**REQUIREMENT:**
Lines holding the word "JSON" in the following material must be counted; give only the resulting number.

**DATA TO PROCESS:**
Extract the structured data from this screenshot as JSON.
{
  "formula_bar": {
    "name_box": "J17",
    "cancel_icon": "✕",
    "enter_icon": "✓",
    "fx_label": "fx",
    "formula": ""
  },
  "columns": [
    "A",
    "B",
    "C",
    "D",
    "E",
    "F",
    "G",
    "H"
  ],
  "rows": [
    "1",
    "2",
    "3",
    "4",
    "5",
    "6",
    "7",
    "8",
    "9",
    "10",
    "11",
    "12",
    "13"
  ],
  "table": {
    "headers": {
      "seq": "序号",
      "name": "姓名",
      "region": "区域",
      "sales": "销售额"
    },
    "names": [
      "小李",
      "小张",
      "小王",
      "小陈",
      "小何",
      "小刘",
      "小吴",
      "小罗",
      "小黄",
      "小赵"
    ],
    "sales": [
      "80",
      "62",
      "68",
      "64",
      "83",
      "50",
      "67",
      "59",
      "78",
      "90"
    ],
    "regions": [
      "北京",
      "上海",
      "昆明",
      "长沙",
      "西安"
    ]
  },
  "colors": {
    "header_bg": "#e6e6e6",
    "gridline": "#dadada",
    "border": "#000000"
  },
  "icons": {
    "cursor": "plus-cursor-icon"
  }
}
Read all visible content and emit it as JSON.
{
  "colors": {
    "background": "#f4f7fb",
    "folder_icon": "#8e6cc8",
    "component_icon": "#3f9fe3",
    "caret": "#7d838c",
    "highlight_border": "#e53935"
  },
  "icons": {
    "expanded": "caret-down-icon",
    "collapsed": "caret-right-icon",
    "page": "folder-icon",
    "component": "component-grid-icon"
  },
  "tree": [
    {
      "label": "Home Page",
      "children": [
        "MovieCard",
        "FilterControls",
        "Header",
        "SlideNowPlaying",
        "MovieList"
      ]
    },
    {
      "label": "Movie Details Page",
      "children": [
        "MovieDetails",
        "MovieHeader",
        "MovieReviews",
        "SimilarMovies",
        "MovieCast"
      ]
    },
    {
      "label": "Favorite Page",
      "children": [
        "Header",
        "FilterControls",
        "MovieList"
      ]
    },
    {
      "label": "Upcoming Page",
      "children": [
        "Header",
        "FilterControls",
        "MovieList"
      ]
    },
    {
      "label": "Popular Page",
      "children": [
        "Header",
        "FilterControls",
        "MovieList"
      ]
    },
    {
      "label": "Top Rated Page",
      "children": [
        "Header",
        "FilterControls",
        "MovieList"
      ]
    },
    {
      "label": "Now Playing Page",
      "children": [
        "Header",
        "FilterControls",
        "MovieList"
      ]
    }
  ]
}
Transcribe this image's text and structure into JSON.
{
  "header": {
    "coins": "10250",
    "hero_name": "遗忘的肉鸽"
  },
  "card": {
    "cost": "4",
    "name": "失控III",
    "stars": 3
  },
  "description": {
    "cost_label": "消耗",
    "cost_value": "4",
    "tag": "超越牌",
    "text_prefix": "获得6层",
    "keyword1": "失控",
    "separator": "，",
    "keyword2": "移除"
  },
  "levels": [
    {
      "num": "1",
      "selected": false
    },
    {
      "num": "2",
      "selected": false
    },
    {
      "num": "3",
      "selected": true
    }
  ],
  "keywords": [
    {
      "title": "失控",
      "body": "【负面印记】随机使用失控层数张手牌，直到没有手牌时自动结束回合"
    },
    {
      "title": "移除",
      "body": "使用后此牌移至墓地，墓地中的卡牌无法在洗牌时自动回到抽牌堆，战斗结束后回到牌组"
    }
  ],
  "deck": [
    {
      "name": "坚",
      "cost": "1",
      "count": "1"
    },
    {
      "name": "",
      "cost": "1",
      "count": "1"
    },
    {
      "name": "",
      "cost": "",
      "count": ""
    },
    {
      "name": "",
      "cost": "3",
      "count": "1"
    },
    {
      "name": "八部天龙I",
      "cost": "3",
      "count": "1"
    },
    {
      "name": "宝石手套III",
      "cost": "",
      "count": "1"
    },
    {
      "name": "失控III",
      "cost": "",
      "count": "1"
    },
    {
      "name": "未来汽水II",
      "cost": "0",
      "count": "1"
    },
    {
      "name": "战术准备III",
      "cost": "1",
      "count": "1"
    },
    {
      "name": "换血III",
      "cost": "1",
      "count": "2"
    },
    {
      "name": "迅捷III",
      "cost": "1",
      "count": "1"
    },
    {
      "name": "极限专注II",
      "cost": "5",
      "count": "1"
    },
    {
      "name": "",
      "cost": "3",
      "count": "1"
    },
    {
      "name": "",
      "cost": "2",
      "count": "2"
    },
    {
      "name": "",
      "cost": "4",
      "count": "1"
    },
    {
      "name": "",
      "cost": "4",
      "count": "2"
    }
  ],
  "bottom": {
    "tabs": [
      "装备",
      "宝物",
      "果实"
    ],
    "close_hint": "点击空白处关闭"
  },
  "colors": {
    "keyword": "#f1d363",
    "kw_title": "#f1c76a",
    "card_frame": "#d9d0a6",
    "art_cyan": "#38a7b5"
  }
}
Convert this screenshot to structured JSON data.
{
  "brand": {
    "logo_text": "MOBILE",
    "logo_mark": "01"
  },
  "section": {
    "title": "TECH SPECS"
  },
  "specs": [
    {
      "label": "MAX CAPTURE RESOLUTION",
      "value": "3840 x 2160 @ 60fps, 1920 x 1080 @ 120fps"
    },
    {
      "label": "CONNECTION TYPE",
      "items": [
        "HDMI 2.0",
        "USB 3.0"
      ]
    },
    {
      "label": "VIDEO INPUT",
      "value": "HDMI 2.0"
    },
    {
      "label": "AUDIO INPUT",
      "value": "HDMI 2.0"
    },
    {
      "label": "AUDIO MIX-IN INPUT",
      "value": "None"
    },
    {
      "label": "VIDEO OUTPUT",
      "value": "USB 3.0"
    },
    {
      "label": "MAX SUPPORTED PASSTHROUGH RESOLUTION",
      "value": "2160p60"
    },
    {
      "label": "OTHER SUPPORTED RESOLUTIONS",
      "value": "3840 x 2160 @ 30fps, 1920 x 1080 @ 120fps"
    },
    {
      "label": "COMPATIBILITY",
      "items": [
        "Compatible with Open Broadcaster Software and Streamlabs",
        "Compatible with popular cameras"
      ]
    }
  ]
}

**OUTPUT BELOW:**
4